Defibrillators save lives by maintaining regular heartbeats in patients with conditions such as ventricular fibrillation. One of the most widely used defibrillators in the United States is the Medtronic defibrillator, a device surgically implanted into the body of a patient to monitor the rhythm of the heart, correcting the rhythm if the heart begins to beat too fast. The part of the defibrillator that connects to the heart is a lead wire.
The lead wire in 90 percent of Medtronic’s defibrillators since 2004 was the Sprint Fidelis lead wire, placed inside of some 268,000 patients, according to the Wall Street Journal. Within the first few years of use, patients with Medtronic defibrillators that contained the Sprint Fidelis lead wires ended up in hospitals with broken lead wires.
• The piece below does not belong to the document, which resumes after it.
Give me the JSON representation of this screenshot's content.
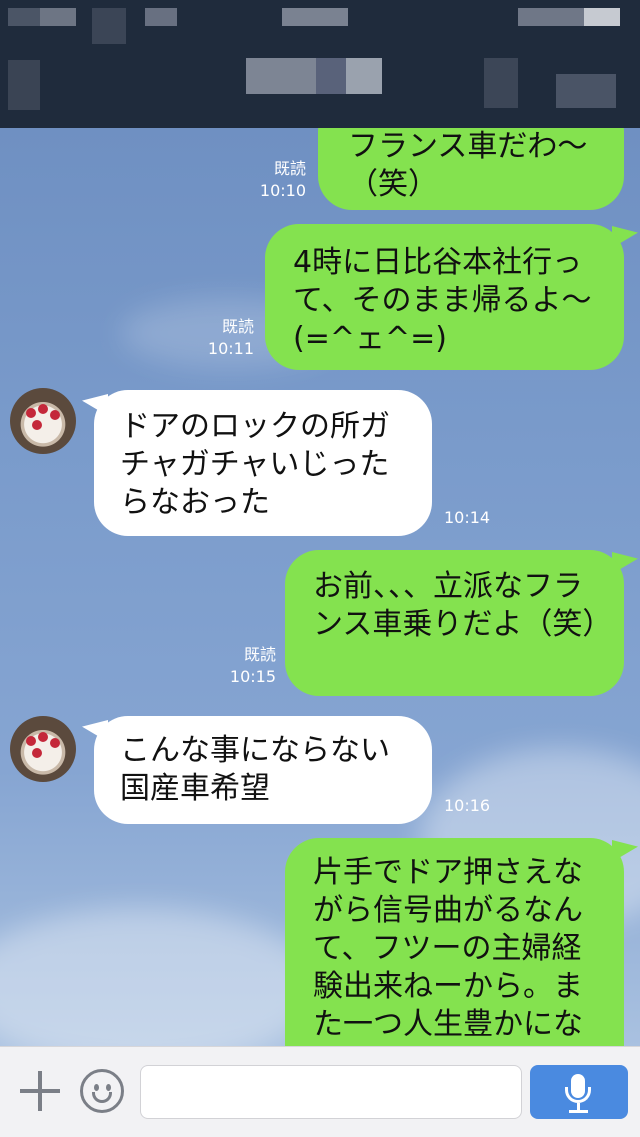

When this lead wire breaks, it is possible that the lead wire will emit a large and painful shock and the broken lead wire can prevent the defibrillator from sending an essential, lifesaving jolt to the heart.
Defibrillator lead fractures typically occur near the generator, at fixation points (such as the point of venous entry), and at sharp bends in the lead, and these breaks are rare.
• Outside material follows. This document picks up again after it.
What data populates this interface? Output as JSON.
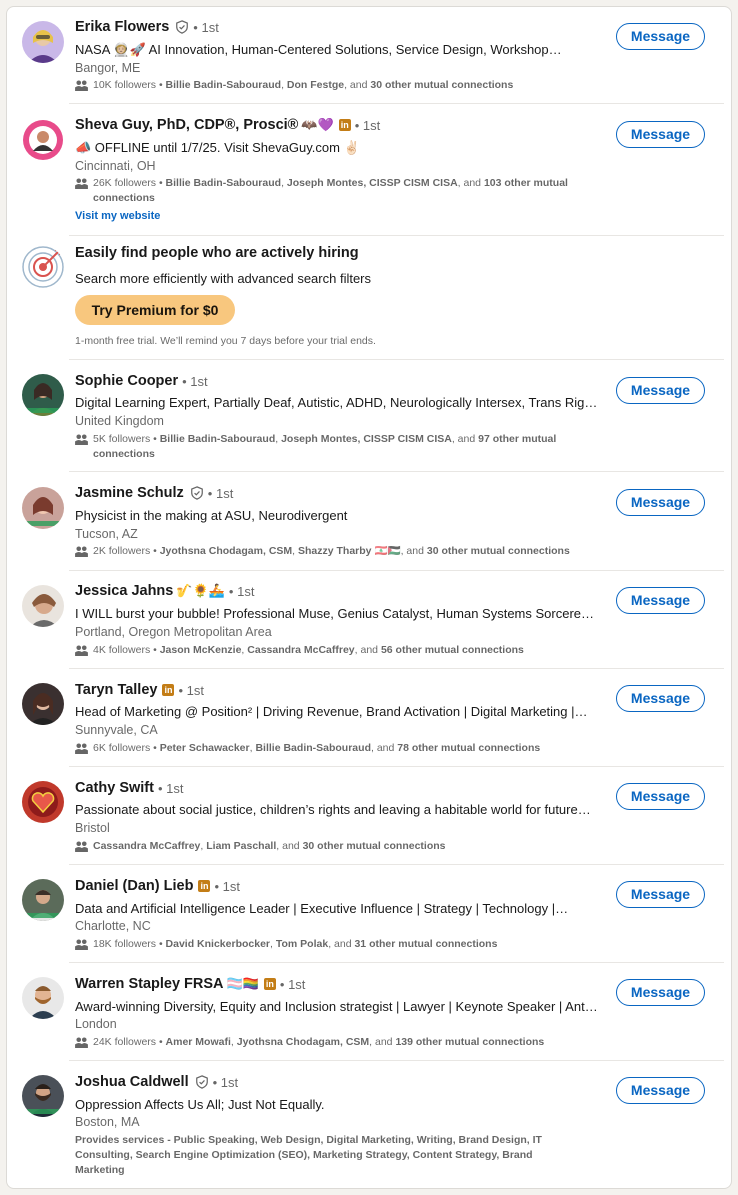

Researchers at Medtronic developed the Sprint Fidelis lead wire to replace the Sprint Quattro. The new wire was much thinner than the older version, and not thoroughly tested in humans before becoming widely available on the market. While Medtronic has not disclosed the precise mechanism of how these Sprint Fidelis lead fracture failures occurred, it appears that the defect is due to the small diameter of the coil and conductors in the lead. Because of this, the lead is subject to stress damage both during and after implanting the defibrillator. A lead fracture occurs when the conductor is critically overstressed. It quickly became clear that this ultra-thin design was not as resilient as the previous model, as patients from across the country began coming to their doctors with fractured Sprint Fidelis lead wires.
Doctors connected the Sprint Fidelis to five deaths and more than 1,000 more patients suffered a wide range of side effects from the dangerous leads. The only solution for the problem of fractured lead wires is a surgery to replace the lead wire which is not a simple task, as the procedure can tear the tissue of the blood vessels and heart. Due to these hazards, doctors and the U.S. Food and Drug Administration (FDA) recommend that patients with these defibrillators not have the surgery to remove the faulty wire unless they were broken, leaving approximately 235,000 patients with defibrillators with defective lead wires still inside their chests, but not fractured. In a letter to patients in 2007, Medtronic informed patients that those with a Sprint Fidelis lead wire “…are more likely to experience complications from removal than from a problem with a Sprint Fidelis lead,” leaving patients and their doctors faced with a complicated decision.
Because of the issues with the leads, Medtronic stopped producing and selling them. Five people died because of fractures in their Sprint Fidelis leads, leading to unnecessary electrical discharges or defective sensing and capturing of electrical cardiac impulses. The FDA investigated the situation, and found that more patients were affected than the company originally thought.
Beginning in October 2007, Medtronic recalled the Sprint Fidelis leads, model numbers 6930, 6931, 6948 and 6949, and requested that doctors closely monitor their patients with these leads implanted. As a result, Medtronic put out a voluntary recall of these unsound leads to limit the further latent harm for patients.
Many injured patients retained lawyers to help them understand their legal rights and seek restitution from Medtronic. At the time of this writing, Medtronic has not yet settled any of the pending lawsuits nor have they settled any of the defective lead cases.